In a recent decision, a Florida appellate court ruled that the Florida landowner and the management company were not liable for injuries caused by a woman who slipped and fell in pea soup while exiting an elevator. The facts of Wilson-Greene v. The City of Miami, 42 Fla. L. Weekly D 237 (Fla. 3rd DCA, January 25, 2017) indicated that Wilson-Greene entered a building owned by the City of Miami to deliver paperwork. Interestingly, the delivery was to the inspection division of the building department! Upon leaving, when Wilson-Greene stepped out of the elevator, she slipped and fell backward, hitting her head, and lost consciousness. When Wilson-Greene came to, she saw pea soup all over her.
Wilson-Greene sued the City of Miami, which owned the building, and Vista Maintenance Services, the building’s management company, for negligence. The trial court granted summary judgment for the City and Vista.

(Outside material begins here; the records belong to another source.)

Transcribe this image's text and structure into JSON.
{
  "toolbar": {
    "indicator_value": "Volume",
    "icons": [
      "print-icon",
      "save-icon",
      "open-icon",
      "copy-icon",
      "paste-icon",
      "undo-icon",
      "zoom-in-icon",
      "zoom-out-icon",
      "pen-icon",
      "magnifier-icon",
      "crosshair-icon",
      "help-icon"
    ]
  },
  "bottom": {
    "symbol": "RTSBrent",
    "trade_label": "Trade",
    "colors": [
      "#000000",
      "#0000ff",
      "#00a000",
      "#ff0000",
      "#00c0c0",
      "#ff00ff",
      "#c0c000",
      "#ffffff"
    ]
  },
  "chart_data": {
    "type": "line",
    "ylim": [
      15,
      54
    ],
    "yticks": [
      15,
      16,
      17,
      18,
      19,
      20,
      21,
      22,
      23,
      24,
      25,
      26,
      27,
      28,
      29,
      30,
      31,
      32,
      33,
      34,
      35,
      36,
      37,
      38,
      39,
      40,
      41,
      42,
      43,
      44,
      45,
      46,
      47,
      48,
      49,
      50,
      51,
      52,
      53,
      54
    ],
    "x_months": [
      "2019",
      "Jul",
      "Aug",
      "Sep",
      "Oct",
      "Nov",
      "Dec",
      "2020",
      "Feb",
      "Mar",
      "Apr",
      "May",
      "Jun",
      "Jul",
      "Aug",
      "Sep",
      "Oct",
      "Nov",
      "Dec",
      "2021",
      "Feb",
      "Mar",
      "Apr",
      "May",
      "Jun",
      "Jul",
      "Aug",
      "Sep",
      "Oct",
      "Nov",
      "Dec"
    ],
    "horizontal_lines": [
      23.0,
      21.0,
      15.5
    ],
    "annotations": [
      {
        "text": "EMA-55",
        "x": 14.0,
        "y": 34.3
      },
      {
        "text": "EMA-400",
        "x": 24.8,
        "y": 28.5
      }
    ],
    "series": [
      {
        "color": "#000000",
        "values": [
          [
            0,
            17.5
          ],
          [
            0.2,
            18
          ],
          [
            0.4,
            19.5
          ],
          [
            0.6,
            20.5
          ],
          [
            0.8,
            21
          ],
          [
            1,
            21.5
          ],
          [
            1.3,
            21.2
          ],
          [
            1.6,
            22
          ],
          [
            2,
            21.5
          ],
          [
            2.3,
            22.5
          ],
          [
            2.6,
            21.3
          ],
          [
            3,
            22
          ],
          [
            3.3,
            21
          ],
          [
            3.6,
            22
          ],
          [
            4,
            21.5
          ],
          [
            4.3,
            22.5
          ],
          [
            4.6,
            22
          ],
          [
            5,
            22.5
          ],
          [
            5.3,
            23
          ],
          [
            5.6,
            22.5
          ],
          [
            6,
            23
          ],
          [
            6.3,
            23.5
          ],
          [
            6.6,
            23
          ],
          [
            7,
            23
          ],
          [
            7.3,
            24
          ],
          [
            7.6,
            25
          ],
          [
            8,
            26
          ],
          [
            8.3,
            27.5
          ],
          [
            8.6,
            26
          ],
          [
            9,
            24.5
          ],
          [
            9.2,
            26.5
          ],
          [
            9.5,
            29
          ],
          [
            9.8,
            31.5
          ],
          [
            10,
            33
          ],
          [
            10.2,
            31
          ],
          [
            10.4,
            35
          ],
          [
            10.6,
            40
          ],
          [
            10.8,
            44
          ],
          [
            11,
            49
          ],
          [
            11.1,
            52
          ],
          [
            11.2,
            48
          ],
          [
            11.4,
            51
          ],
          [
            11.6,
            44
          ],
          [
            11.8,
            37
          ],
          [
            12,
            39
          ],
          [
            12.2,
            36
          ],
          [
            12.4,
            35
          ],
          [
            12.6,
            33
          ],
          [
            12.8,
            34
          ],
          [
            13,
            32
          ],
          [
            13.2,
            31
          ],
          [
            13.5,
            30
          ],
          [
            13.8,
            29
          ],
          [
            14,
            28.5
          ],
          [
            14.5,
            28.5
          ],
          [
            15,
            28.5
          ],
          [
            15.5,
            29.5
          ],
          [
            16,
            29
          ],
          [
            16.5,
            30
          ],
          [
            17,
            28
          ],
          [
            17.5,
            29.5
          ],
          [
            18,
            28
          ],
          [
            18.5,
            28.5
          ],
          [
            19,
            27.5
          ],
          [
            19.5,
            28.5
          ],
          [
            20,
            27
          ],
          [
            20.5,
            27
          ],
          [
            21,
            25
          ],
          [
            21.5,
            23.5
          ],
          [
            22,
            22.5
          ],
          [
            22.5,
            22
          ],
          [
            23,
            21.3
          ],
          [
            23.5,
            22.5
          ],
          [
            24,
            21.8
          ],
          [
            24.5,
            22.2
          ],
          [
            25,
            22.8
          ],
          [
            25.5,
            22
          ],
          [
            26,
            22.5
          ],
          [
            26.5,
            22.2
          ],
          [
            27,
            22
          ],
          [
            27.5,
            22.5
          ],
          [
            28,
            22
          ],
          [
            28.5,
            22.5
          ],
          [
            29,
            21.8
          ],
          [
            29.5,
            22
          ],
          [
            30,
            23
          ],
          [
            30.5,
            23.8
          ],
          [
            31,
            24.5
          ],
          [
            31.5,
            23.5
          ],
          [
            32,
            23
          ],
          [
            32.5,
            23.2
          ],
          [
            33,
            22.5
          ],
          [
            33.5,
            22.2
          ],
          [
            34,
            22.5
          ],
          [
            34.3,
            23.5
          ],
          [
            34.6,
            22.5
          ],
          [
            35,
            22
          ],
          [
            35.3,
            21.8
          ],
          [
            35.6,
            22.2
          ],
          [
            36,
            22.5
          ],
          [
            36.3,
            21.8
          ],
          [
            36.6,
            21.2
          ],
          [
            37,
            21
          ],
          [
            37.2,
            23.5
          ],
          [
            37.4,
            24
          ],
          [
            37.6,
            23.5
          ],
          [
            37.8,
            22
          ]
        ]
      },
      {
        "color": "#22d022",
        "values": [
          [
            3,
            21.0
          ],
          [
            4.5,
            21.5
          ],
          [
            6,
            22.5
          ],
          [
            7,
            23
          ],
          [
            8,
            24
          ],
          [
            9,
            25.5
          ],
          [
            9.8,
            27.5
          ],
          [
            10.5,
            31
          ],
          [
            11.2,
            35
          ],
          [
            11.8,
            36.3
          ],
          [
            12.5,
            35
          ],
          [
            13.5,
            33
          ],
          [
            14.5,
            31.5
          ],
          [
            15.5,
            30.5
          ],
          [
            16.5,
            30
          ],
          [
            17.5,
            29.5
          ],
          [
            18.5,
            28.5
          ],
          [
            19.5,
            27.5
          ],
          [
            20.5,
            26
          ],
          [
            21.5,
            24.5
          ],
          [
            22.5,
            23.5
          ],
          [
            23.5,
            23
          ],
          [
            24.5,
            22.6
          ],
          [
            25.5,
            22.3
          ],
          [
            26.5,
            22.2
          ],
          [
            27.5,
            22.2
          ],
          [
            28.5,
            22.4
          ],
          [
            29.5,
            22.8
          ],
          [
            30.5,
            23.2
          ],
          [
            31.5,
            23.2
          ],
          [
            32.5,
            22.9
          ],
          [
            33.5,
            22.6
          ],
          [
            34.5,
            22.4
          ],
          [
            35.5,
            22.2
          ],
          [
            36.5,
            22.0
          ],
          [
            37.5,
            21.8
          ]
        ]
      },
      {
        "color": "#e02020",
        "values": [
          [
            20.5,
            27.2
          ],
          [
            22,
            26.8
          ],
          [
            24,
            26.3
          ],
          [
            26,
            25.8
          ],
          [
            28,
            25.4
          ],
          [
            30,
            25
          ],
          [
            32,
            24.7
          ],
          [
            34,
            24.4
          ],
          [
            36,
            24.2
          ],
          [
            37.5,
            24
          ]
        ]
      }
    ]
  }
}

The Florida appellate court agreed with the trial court decision. The appellate court noted that where a contract exists, you must look at the language in the contract to see if the defendant owes a duty to use reasonable care in performing the contract. The contract between Vista and the City provided that Vista is to “pay close attention to the three-story lobby area” and “not to underestimate the lobby requirements. . .as this is a critical area of importance.” Additionally, Vista was to “police [the] area and rearrange furniture on a daily basis.”
Wilson-Greene argued that Vista owed a duty to the building patrons to “constantly” patrol and supervise the area where Wilson-Greene fell. Rejecting Wilson-Greene’s argument, the court found that the contract did not create a contractual duty on Vista to “constantly” patrol the building.
In addition, the appellate court concluded that there was no actual notice because no one saw the pea soup spill on the floor; thus, no one knew how the soup got there. Wilson-Greene claimed that because the soup was not hot, the soup had been on the floor for a substantial period of time. “The mere presence of soup which is ‘not hot’ on the floor is not enough to establish constructive notices as to Vista or the City,” the court stated.
This decision shows the importance of the language in a contract. Frequently, associations overlook the so-called “fine print.” In determining the liability of a property owner or a management company, one key factor is the management contract. Of course, timely and proper oversight of the property is another important factor. If you have any questions regarding a management contract, specifically as to duties regarding the public, contact your association’s attorney.
Michael J. Gelfand, Esq.
Senior Partner of Gelfand & ARPE, P.A.
Michael J. Gelfand, Esq., the Senior Partner of Gelfand & Arpe, P.A., emphasizes a community association law practice, counseling associations and owners how to set legitimate goals and effectively achieve those goals. Gelfand is a Florida Bar Board-Certified Real Estate Lawyer, Certified Circuit and County Civil Court Mediator, Homeowners Association Mediator, an Arbitrator, and Parliamentarian. He is the Chair of the Real Property Division of the Florida Bar’s Real Property, Probate & Trust Law Section, and a Fellow of the American College of Real Estate Lawyers. Contact him at email@example.com or (561) 655-6224.